▸ **RECORDS PROVIDED**:
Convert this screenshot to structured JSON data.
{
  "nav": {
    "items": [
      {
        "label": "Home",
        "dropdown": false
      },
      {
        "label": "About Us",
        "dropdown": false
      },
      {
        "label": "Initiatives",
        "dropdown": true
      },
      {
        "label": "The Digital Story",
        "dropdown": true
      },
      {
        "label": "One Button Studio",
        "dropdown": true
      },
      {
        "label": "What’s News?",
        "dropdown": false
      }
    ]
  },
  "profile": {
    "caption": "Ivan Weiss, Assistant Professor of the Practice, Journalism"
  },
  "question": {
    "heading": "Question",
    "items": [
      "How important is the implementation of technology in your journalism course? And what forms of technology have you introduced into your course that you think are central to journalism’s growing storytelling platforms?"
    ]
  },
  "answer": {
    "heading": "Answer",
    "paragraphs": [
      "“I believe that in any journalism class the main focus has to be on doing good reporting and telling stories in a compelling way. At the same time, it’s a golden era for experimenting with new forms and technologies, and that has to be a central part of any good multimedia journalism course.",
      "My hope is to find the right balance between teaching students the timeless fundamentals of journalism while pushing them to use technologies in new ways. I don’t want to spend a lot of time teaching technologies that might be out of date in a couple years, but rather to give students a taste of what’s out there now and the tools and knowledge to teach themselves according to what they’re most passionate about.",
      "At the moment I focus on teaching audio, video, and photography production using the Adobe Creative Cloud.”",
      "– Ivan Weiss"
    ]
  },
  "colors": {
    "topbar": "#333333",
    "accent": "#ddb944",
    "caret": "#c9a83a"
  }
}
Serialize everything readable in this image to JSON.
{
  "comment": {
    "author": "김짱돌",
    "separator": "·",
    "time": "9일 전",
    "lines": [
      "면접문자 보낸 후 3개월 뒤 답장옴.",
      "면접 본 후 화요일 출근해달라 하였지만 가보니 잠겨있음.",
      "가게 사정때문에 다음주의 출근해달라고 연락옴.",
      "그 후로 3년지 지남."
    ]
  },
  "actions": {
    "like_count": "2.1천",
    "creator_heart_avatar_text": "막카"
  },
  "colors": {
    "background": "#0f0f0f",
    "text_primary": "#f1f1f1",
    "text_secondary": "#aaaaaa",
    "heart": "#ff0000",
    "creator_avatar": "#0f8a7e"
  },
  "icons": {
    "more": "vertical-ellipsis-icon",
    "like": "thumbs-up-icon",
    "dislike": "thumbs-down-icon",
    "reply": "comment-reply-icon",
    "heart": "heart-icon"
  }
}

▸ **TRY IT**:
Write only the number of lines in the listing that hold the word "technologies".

▸ **RESULT OF THIS EXERCISE**:
2